How Gut Bacteria Increase Heart Disease Risk

artist rendering of bacteria
Bacteria (Image credit: Dreamstime)

Gut bacteria may play a role in the development of heart disease, a new study suggests.

The results show, when gut bacteria feed on certain foods, such as eggs and beef, they produce a compound that may in turn increase heart disease risk, the researchers said.

Participants in the study with high levels of the compound, called trimethylamine-N-oxide (TMAO), in their blood were 2.5 times more likely to have a heart attack, stroke or to die over a three-year period compared with those with low levels of the compound. Even among people with no traditional risk factors for heart disease, high levels of TMAO were linked with an increased risk of these cardiovascular events.

The findings suggest that blood levels of TMAO could serve as a marker for predicting heart disease risk, although future studies are needed to confirm this, said study researcher Dr. Stanley Hazen, a cardiologist at the Cleveland Clinic.

The results also reinforce existing dietary recommendations for lowering heart disease risk, which advise people to reduce consumption of foods high in fat and cholesterol (such as beef and eggs), Hazen said.

If, in the future, researchers could develop a drug that blocks the production of TMAO, this could be a "whole new pathway" to tackle heart disease, Hazen said.

Previous studies had found a link between high levels of TMAO and a history of heart disease.
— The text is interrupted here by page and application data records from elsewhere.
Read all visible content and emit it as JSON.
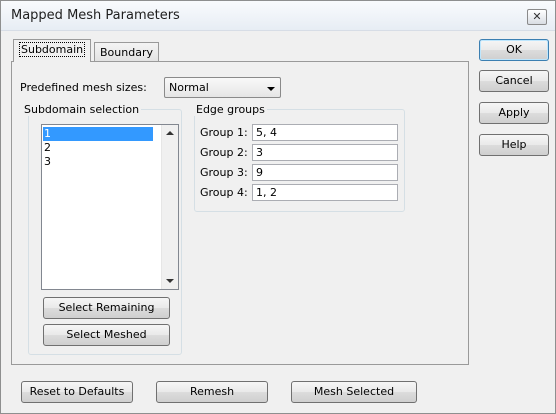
{
  "window": {
    "title": "Mapped Mesh Parameters",
    "close_glyph": "✕"
  },
  "tabs": [
    {
      "label": "Subdomain",
      "active": true
    },
    {
      "label": "Boundary",
      "active": false
    }
  ],
  "predefined": {
    "label": "Predefined mesh sizes:",
    "value": "Normal"
  },
  "subdomain_selection": {
    "title": "Subdomain selection",
    "items": [
      "1",
      "2",
      "3"
    ],
    "selected_index": 0,
    "select_remaining_label": "Select Remaining",
    "select_meshed_label": "Select Meshed"
  },
  "edge_groups": {
    "title": "Edge groups",
    "groups": [
      {
        "label": "Group 1:",
        "value": "5, 4"
      },
      {
        "label": "Group 2:",
        "value": "3"
      },
      {
        "label": "Group 3:",
        "value": "9"
      },
      {
        "label": "Group 4:",
        "value": "1, 2"
      }
    ]
  },
  "side_buttons": {
    "ok": "OK",
    "cancel": "Cancel",
    "apply": "Apply",
    "help": "Help"
  },
  "bottom_buttons": {
    "reset": "Reset to Defaults",
    "remesh": "Remesh",
    "mesh_selected": "Mesh Selected"
  }
}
It's thought that bacteria convert the nutrient lecithin to TMAO.

In the new study, the researchers took blood samples from 40 adults before and after they ate two hard- boiled eggs, a common source of lecithin. After eating the eggs, their blood levels of TMAO were elevated. But if participants took antibiotics before eating the eggs, their TMAO levels were suppressed, the researchers said.

In a second study, the researchers followed about 4,000 people who were being evaluated for a heart condition. (For instance, about three-quarters had high blood pressure, and 42 percent had had a prior heart attack.)

Participants who had a heart attack, stroke or died during the study period had higher average TMAO levels than those who didn't experience a cardiovascular event. People with high TMAO levels and no cardiovascular risk factors were 1.8 times more likely to experience a cardiovascular event than those with low levels.

"This is going to be a landmark observation," said Dr. Scott Wright, a cardiologist at Mayo Clinic in Rochester, Minn., who was not involved in the study. If the findings are confirmed by future studies, it may result in a shift in dietary recommendations away from foods that may cause gut bacteria to produce TMAO.

The findings also provide an explanation for why some people are particularly susceptible to heart disease while others are not, said Dr. Sanjay Rajagopalan, a cardiologist at Ohio State University Wexner Medical Center. In additional to genetic and environmental factors, components of our "internal environment," such as gut microbes, may play a role in this risk, he said.

However, the new study cannot prove that high TMAO levels cause cardiovascular disease, and future studies are needed to examine the effect of lowering TMAO levels, Rajagopalan said.

Wright recommended people eat mainly lean meat, such as chicken and turkey, and limit consumption of beef to one or two times a week.

Earlier this month, the same group of researchers published a study that found a link between consumption of carnitine, which is found in red meat, and a risk of heart disease. Carnitine is also converted by bacteria to TMAO.

The new study is published in the April 25 issue of the New England Journal of Medicine.

Pass it on: When gut bacteria feed on certain foods, they produce a compound that may increase the risk of heart disease.

This story was MyHealthNewsDaily, a sister site to LiveScience. Follow Rachael Rettner @RachaelRettner. Follow MyHealthNewsDaily @MyHealth_MHND, Facebook & Google+. Originally published on MyHealthNewsDaily.

Rachael Rettner

Rachael is a Live Science contributor, and was a former channel editor and senior writer for Live Science between 2010 and 2022. She has a master's degree in journalism from New York University's Science, Health and Environmental Reporting Program. She also holds a B.S. in molecular biology and an M.S. in biology from the University of California, San Diego. Her work has appeared in Scienceline, The Washington Post and Scientific American.